However, brief statements acknowledging the issue have been obtained by Pakistani journalist Marvi Sirmed, special correspondent for the Daily Times, in off-the-record conversations with national cable providers.
Sirmed told Al Jazeera’s “The Listening Post” that after she turned off her tape recorder during an interview with employees working for the cable providers, she was told that entities who had ordered the channel’s shutdown were “much bigger than any government.”
This statement, along with similar comments obtained by Reuters from Geo-TV insiders, has led to speculation regarding whether this power is Pakistan’s influential military.
It is well known that in previous years, the country’s armed forces, also called “the establishment,” have had contentious relationships with the press. In recent times, this has shown itself to be that case with Geo-TV, as its antagonistic and so-called “pro-civilian government” reporting has been criticized by top military officials.
Geo-TV’s critical reporting

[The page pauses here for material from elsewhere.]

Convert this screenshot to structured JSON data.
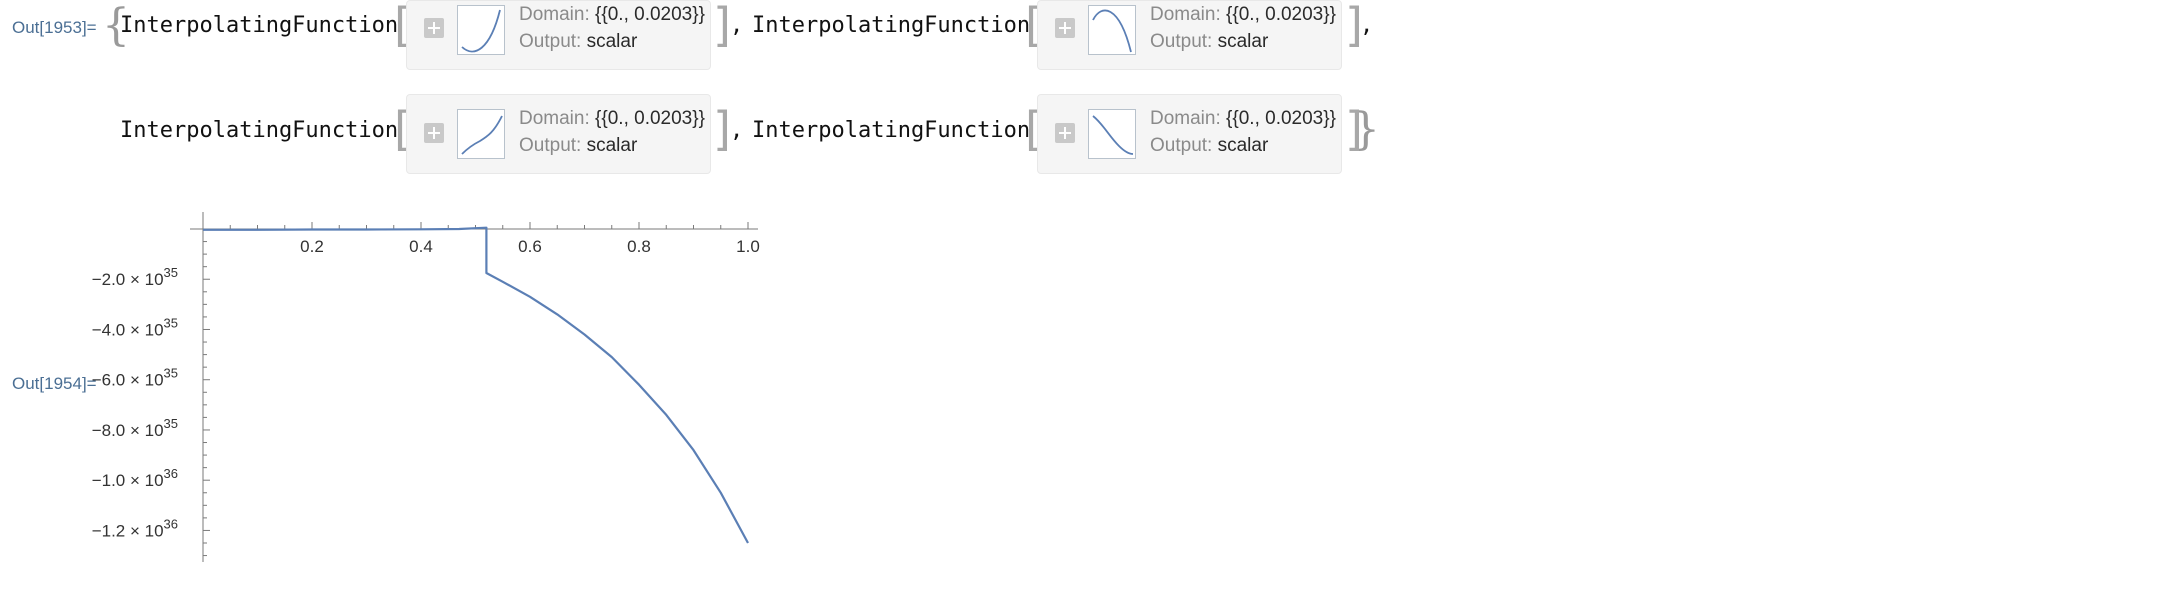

The military’s disdain for Geo-TV can be traced back to 2007 when the network was accused of encouraging protests that led to the overthrow of the then military dictatorship. The continued coverage of the mass demonstrations and critical tone taken towards the country’s armed forces caused tensions to rise between military officials and the channel’s owners.
This contentious relationship reached a breaking point in 2014 with the attempted murder of one of Geo-TV’s key personalities, Hamid Mir. The network accused the country’s intelligence services, also known as the Inter-Services Intelligence directorate (ISI), of carrying out the attack in order to silence its journalists and their reporting on the military.
However, these claims were not well met by national and international observers, as they claimed that such direct accusations, made without proof, were part of Geo-TV’s sensationalist reporting.
Geo-TV accusations of ISI’s involvement in the attack on Mir were met with a temporary shutdown of the channel in the country’s main cities. The military, who then claimed direct responsibility for ordering Geo-TV to be taken off Pakistan’s airwaves, justified their actions by stating that the network had violated media laws due to their destructive campaign against the intelligence services.
However, despite the shutdown, Geo-TV had remained critical of the country’s armed forces. In an interview with The New York Times, an employee working for the network claimed this was because the owners had extensive control over Geo-TV’s coverage and “no editor or journalist can take a stand against them.”
Given that elections in Pakistan are due to be held in July 2018, the military’s tolerance of Geo-TV’s critical journalism has significantly diminished.
According to Reuters, the channel had extensively covered the rallies held across Pakistan in support of the ousted Prime Minister, Nawaz Sharif, who was accused of corruption earlier this month.
Sharif and the military had been at odds during his term, as he sought to assert civilian control over the country’s army. As a result, Pakistan’s armed forces have been allegedly attempting to prevent Sharif’s party from retaining its parliamentary majority.
The shutdown of Geo-TV, whom many accuse of being a mouthpiece for the civilian government, was speculated to be part of the military’s plan to regain control of the country.
Geo-TV negotiations with Pakistani military
According to Reuters, on April 17, over a month after the shutdown of Geo-TV began, the channel was restored on some main cable operators in Pakistan.
In an interview with the news source, two employees working for Geo-TV stated that the channel was able to negotiate a deal with the Pakistani military that would allow them to return to the air. However, no official comments have been made by the military’s press office or Geo-TV’s executives confirming that the negotiations took place.
In an email sent last week by Geo-TV’s management to its staff, they explained that significant changes were going to be made to the channel’s editorial policy. Journalists would now have to refrain from including negative portrayals of the military and Supreme Court in their reports. Coverage of the former prime minister’s corruption trial that imply he is innocent was also to be avoided.
As a result of these events, organizations around the world have voiced their concerns, including the Committee to Protect Journalists, who see this temporary shutdown as a threat to freedom of speech in the country.
This sentiment is shared amongst Pakistan’s journalistic bodies who state that the media landscape has never been so limited. However, what seems to be most worrying to them is that fact that this could finally give the Pakistani military the means necessary to consolidate power.